The FDA has officially approved the Moderna COVID-19 vaccine – which will be marketed as Spikevax – for the prevention of COVID-19 in adults aged 18 and older.
Until now, the Moderna vaccine had only received emergency use authorization (EUAs). EUAs are declarations that circumstances exist to justify the emergency use of drugs and biological products that have not been FDA-approved, particularly when no other effective alternatives are available, assuming the benefits appear to outweigh the risks. Full FDA approval means that a drug has undergone the FDA’s full standard process for reviewing the quality, safety, and effectiveness of medical products.
The updated analyses to determine effectiveness of Spikevax included 14,287 vaccine recipients and 14,164 placebo recipients who did not have evidence of COVID-19 infection prior to receiving the first dose. The data used for the analyses were accrued before the Omicron variant emerged. These data demonstrated that Spikevax was 93% effective in preventing COVID-19 and 98% effective in preventing severe disease.

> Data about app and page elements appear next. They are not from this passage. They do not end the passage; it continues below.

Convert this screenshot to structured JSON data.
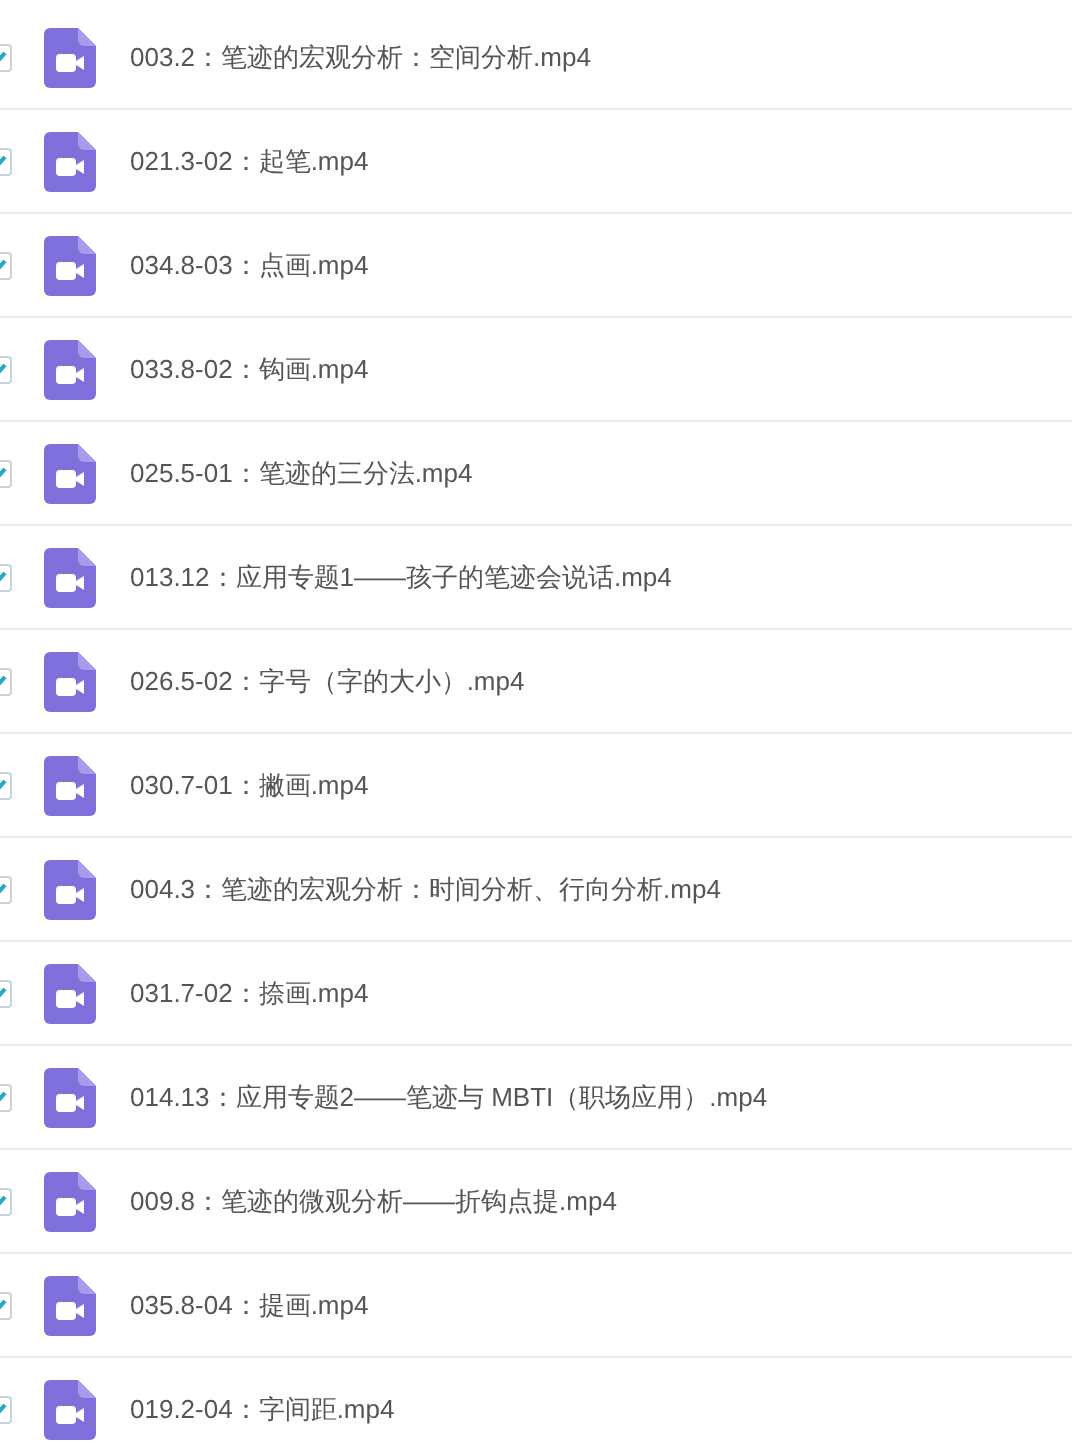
{
  "files": [
    {
      "name": "003.2：笔迹的宏观分析：空间分析.mp4",
      "checked": true
    },
    {
      "name": "021.3-02：起笔.mp4",
      "checked": true
    },
    {
      "name": "034.8-03：点画.mp4",
      "checked": true
    },
    {
      "name": "033.8-02：钩画.mp4",
      "checked": true
    },
    {
      "name": "025.5-01：笔迹的三分法.mp4",
      "checked": true
    },
    {
      "name": "013.12：应用专题1——孩子的笔迹会说话.mp4",
      "checked": true
    },
    {
      "name": "026.5-02：字号（字的大小）.mp4",
      "checked": true
    },
    {
      "name": "030.7-01：撇画.mp4",
      "checked": true
    },
    {
      "name": "004.3：笔迹的宏观分析：时间分析、行向分析.mp4",
      "checked": true
    },
    {
      "name": "031.7-02：捺画.mp4",
      "checked": true
    },
    {
      "name": "014.13：应用专题2——笔迹与 MBTI（职场应用）.mp4",
      "checked": true
    },
    {
      "name": "009.8：笔迹的微观分析——折钩点提.mp4",
      "checked": true
    },
    {
      "name": "035.8-04：提画.mp4",
      "checked": true
    },
    {
      "name": "019.2-04：字间距.mp4",
      "checked": true
    }
  ]
}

In related news, the FDA also expanded the approved indication for Veklury (remdesivir), an antiviral used to treat COVID-19. Veklury was originally indicated to treat hospitalized patients with COVID-19 to prevent serious disease progression. Veklury is now approved to treat non-hospitalized patients weighing at least 88 pounds and who are at high risk for progression to severe COVID-19.
Veklury’s approval for non-hospitalized patients is supported by a randomized, placebo-controlled clinical trial that included 562 non-hospitalized patients with mild-to-moderate COVID-19 who were at high risk for progression to severe COVID-19. Overall, 2 of 279 patients who received Veklury (0.7%) required COVID-19 related hospitalization compared to 15 of 283 patients who received a placebo (5.3%). There were no deaths in either group.
Veklury is not a substitute for vaccination, and vaccination and a booster dose are recommended for all individuals, unless not medically feasible.
And in other news, the FDA also revised the authorizations for two monoclonal antibody treatments – bamlanivimab and etesevimab (administered together) and REGEN-COV (casirivimab and imdevimab). Because data show these treatments are highly unlikely to be active against the omicron variant, which is circulating at a very high frequency throughout the United States, these treatments are not authorized for use in any U.S. states, territories, and jurisdictions at this time.